## Instructions for the task
For every entry that follows, return an identical copy.

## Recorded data

################

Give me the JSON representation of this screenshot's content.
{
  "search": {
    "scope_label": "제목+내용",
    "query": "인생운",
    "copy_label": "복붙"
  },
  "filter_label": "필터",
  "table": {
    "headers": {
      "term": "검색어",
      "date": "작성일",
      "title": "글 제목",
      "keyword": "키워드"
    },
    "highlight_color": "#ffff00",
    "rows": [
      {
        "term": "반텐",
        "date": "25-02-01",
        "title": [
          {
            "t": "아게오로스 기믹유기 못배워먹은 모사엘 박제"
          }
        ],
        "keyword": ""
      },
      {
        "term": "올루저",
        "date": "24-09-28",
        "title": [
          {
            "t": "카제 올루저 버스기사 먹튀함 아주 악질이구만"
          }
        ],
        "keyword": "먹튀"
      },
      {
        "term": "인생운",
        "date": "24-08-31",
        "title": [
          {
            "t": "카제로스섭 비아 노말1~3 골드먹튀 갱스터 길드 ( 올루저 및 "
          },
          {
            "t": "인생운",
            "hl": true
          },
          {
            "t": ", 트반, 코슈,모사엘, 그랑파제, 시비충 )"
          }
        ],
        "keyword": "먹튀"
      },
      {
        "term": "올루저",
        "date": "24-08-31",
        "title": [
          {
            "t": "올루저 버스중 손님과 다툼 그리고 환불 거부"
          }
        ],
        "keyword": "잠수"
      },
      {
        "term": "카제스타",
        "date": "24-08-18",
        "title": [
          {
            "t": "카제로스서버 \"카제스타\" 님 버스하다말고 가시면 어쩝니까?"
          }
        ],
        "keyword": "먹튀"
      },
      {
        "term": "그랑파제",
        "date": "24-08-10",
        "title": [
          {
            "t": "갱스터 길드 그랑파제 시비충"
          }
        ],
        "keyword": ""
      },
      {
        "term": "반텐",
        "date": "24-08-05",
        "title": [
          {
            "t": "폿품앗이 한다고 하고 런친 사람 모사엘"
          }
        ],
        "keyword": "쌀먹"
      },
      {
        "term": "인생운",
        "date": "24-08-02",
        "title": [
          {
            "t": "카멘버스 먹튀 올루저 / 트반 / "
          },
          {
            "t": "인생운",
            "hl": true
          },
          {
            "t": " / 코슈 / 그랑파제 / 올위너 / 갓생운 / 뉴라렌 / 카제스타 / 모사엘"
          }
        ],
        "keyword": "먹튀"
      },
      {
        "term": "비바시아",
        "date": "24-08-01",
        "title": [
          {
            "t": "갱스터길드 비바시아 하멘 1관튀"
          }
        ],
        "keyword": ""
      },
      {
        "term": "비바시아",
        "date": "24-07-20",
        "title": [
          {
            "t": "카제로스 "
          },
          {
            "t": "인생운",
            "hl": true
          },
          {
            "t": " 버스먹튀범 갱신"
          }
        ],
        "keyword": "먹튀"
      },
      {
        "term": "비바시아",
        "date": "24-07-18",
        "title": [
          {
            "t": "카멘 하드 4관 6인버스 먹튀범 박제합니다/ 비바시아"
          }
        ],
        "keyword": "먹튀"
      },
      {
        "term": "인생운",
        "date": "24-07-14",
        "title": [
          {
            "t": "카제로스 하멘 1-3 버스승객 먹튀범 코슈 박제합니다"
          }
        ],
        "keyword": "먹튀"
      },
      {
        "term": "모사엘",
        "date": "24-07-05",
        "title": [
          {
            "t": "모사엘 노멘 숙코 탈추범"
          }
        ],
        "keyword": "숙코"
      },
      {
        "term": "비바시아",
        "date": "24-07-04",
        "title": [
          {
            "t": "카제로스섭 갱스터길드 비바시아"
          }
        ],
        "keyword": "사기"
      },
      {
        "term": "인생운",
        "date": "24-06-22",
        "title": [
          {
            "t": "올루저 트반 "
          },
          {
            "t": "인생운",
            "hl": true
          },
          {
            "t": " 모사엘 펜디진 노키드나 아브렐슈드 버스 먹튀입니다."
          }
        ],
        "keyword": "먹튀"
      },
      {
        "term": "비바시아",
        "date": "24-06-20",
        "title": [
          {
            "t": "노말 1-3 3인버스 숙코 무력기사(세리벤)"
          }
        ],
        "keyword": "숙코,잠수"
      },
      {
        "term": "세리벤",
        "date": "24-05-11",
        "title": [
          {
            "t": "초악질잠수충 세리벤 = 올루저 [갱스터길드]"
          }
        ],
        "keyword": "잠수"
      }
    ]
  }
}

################

## Response to the task
Give me the JSON representation of this screenshot's content.
{
  "search": {
    "scope_label": "제목+내용",
    "query": "인생운",
    "copy_label": "복붙"
  },
  "filter_label": "필터",
  "table": {
    "headers": {
      "term": "검색어",
      "date": "작성일",
      "title": "글 제목",
      "keyword": "키워드"
    },
    "highlight_color": "#ffff00",
    "rows": [
      {
        "term": "반텐",
        "date": "25-02-01",
        "title": [
          {
            "t": "아게오로스 기믹유기 못배워먹은 모사엘 박제"
          }
        ],
        "keyword": ""
      },
      {
        "term": "올루저",
        "date": "24-09-28",
        "title": [
          {
            "t": "카제 올루저 버스기사 먹튀함 아주 악질이구만"
          }
        ],
        "keyword": "먹튀"
      },
      {
        "term": "인생운",
        "date": "24-08-31",
        "title": [
          {
            "t": "카제로스섭 비아 노말1~3 골드먹튀 갱스터 길드 ( 올루저 및 "
          },
          {
            "t": "인생운",
            "hl": true
          },
          {
            "t": ", 트반, 코슈,모사엘, 그랑파제, 시비충 )"
          }
        ],
        "keyword": "먹튀"
      },
      {
        "term": "올루저",
        "date": "24-08-31",
        "title": [
          {
            "t": "올루저 버스중 손님과 다툼 그리고 환불 거부"
          }
        ],
        "keyword": "잠수"
      },
      {
        "term": "카제스타",
        "date": "24-08-18",
        "title": [
          {
            "t": "카제로스서버 \"카제스타\" 님 버스하다말고 가시면 어쩝니까?"
          }
        ],
        "keyword": "먹튀"
      },
      {
        "term": "그랑파제",
        "date": "24-08-10",
        "title": [
          {
            "t": "갱스터 길드 그랑파제 시비충"
          }
        ],
        "keyword": ""
      },
      {
        "term": "반텐",
        "date": "24-08-05",
        "title": [
          {
            "t": "폿품앗이 한다고 하고 런친 사람 모사엘"
          }
        ],
        "keyword": "쌀먹"
      },
      {
        "term": "인생운",
        "date": "24-08-02",
        "title": [
          {
            "t": "카멘버스 먹튀 올루저 / 트반 / "
          },
          {
            "t": "인생운",
            "hl": true
          },
          {
            "t": " / 코슈 / 그랑파제 / 올위너 / 갓생운 / 뉴라렌 / 카제스타 / 모사엘"
          }
        ],
        "keyword": "먹튀"
      },
      {
        "term": "비바시아",
        "date": "24-08-01",
        "title": [
          {
            "t": "갱스터길드 비바시아 하멘 1관튀"
          }
        ],
        "keyword": ""
      },
      {
        "term": "비바시아",
        "date": "24-07-20",
        "title": [
          {
            "t": "카제로스 "
          },
          {
            "t": "인생운",
            "hl": true
          },
          {
            "t": " 버스먹튀범 갱신"
          }
        ],
        "keyword": "먹튀"
      },
      {
        "term": "비바시아",
        "date": "24-07-18",
        "title": [
          {
            "t": "카멘 하드 4관 6인버스 먹튀범 박제합니다/ 비바시아"
          }
        ],
        "keyword": "먹튀"
      },
      {
        "term": "인생운",
        "date": "24-07-14",
        "title": [
          {
            "t": "카제로스 하멘 1-3 버스승객 먹튀범 코슈 박제합니다"
          }
        ],
        "keyword": "먹튀"
      },
      {
        "term": "모사엘",
        "date": "24-07-05",
        "title": [
          {
            "t": "모사엘 노멘 숙코 탈추범"
          }
        ],
        "keyword": "숙코"
      },
      {
        "term": "비바시아",
        "date": "24-07-04",
        "title": [
          {
            "t": "카제로스섭 갱스터길드 비바시아"
          }
        ],
        "keyword": "사기"
      },
      {
        "term": "인생운",
        "date": "24-06-22",
        "title": [
          {
            "t": "올루저 트반 "
          },
          {
            "t": "인생운",
            "hl": true
          },
          {
            "t": " 모사엘 펜디진 노키드나 아브렐슈드 버스 먹튀입니다."
          }
        ],
        "keyword": "먹튀"
      },
      {
        "term": "비바시아",
        "date": "24-06-20",
        "title": [
          {
            "t": "노말 1-3 3인버스 숙코 무력기사(세리벤)"
          }
        ],
        "keyword": "숙코,잠수"
      },
      {
        "term": "세리벤",
        "date": "24-05-11",
        "title": [
          {
            "t": "초악질잠수충 세리벤 = 올루저 [갱스터길드]"
          }
        ],
        "keyword": "잠수"
      }
    ]
  }
}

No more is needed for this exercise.